Hi again everyone!
I thought maybe this week I would discuss the issue of making literacy decisions throughout your child’s educational life. I think that the people who visit this Family Connect website are at various levels in their journey. Some of you will have preschool children and will just be beginning to find information that you need. Others of you will be “seasoned experts” with older children and years under your belt. Still other families are here because their child may have experienced a decrease in visual acuity or ability recently, regardless of their age.
One important issue for parents is the decision about their child’s reading media. Some people consider this a decision between two options: print OR braille. I’d like to challenge that assumption and give you another way of thinking about this decision. I’d like to give you some things to think about as you consider decisions related to your child’s reading media:

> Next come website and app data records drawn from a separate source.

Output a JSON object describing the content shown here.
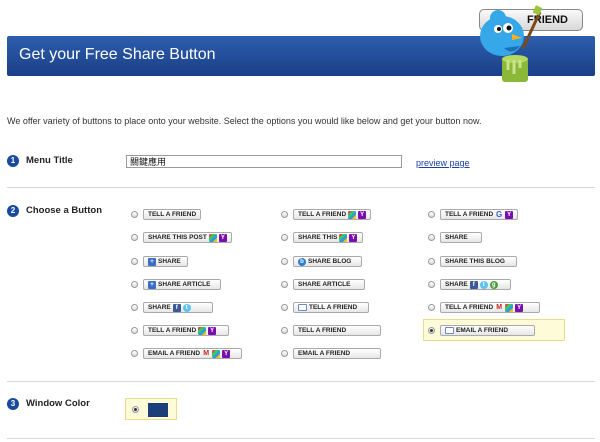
{
  "header": {
    "title": "Get your Free Share Button",
    "top_button_label": "FRIEND"
  },
  "intro": "We offer variety of buttons to place onto your website. Select the options you would like below and get your button now.",
  "sections": [
    {
      "num": "1",
      "title": "Menu Title"
    },
    {
      "num": "2",
      "title": "Choose a Button"
    },
    {
      "num": "3",
      "title": "Window Color"
    }
  ],
  "menu_title": {
    "value": "關鍵應用",
    "preview_link": "preview page"
  },
  "buttons": [
    {
      "label": "TELL A FRIEND",
      "icons": [],
      "selected": false
    },
    {
      "label": "TELL A FRIEND",
      "icons": [
        "msn",
        "yahoo"
      ],
      "selected": false
    },
    {
      "label": "TELL A FRIEND",
      "icons": [
        "google",
        "yahoo"
      ],
      "selected": false
    },
    {
      "label": "SHARE THIS POST",
      "icons": [
        "msn",
        "yahoo"
      ],
      "selected": false
    },
    {
      "label": "SHARE THIS",
      "icons": [
        "msn",
        "yahoo"
      ],
      "selected": false
    },
    {
      "label": "SHARE",
      "icons": [],
      "selected": false
    },
    {
      "label": "SHARE",
      "icons": [
        "plus"
      ],
      "selected": false
    },
    {
      "label": "SHARE BLOG",
      "icons": [
        "blog"
      ],
      "selected": false
    },
    {
      "label": "SHARE THIS BLOG",
      "icons": [],
      "selected": false
    },
    {
      "label": "SHARE ARTICLE",
      "icons": [
        "plus"
      ],
      "selected": false
    },
    {
      "label": "SHARE ARTICLE",
      "icons": [],
      "selected": false
    },
    {
      "label": "SHARE",
      "icons": [
        "facebook",
        "twitter",
        "green"
      ],
      "selected": false
    },
    {
      "label": "SHARE",
      "icons": [
        "facebook",
        "twitter"
      ],
      "selected": false
    },
    {
      "label": "TELL A FRIEND",
      "icons": [
        "mail"
      ],
      "selected": false
    },
    {
      "label": "TELL A FRIEND",
      "icons": [
        "gmail",
        "msn",
        "yahoo"
      ],
      "selected": false
    },
    {
      "label": "TELL A FRIEND",
      "icons": [
        "msn",
        "yahoo"
      ],
      "selected": false
    },
    {
      "label": "TELL A FRIEND",
      "icons": [],
      "selected": false
    },
    {
      "label": "EMAIL A FRIEND",
      "icons": [
        "mail"
      ],
      "selected": true
    },
    {
      "label": "EMAIL A FRIEND",
      "icons": [
        "gmail",
        "msn",
        "yahoo"
      ],
      "selected": false
    },
    {
      "label": "EMAIL A FRIEND",
      "icons": [],
      "selected": false
    }
  ],
  "window_color": {
    "value": "#1a3f7a",
    "selected": true
  }
}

1. As I mentioned in the previous post, I like to think of a child’s “literacy toolbox” as big, open, and flexible. Our goal should be to fill the child’s toolbox with as many tools as appropriate so that as your child grows, he or she will have many ways to gather information and can choose the best tool to use for the task. Have you ever heard the old saying “If all you have is a hammer, all you see are nails”? We want children to grow with many options for gathering and conveying information including possibly print, braille, large print, print accessed with the use of optical devices, auditory books, live readers, use of slate and stylus, use of computers…the list goes on and on!
2. I believe that the decision to focus on braille or print or a combination of braille and print in initial reading and writing instruction should be based on specific information about your child, not on a philosophical stance or attitudes. PRINT and BRAILLE are equal in value, anything that can be represented in print can be represented in braille; please remember that this is a decision that empowers your child! Looking at your child’s unique characteristics is the best way to make good decisions.
3. I believe that your voice, your thoughts, your opinions are critical in this decision. There are creative, experienced professionals who can provide you with their thoughts and opinions based on their (often extensive) experience and these opinions can be incredibly valuable, but ultimately, you are the expert on your child. Sometimes the decision about reading media is complex and having several different perspectives can strengthen the decision-making process.
4. Please don’t forget that decisions about the tools in your child’s literacy toolbox should be revisited often (at least once a year) with two things in mind–how is your child progressing in the current medium and are there literacy tools that should be added to your child’s toolbox?
So, those are my quick thoughts on this Thursday morning. Next week, let’s talk about literacy INSTRUCTION! That will be fun!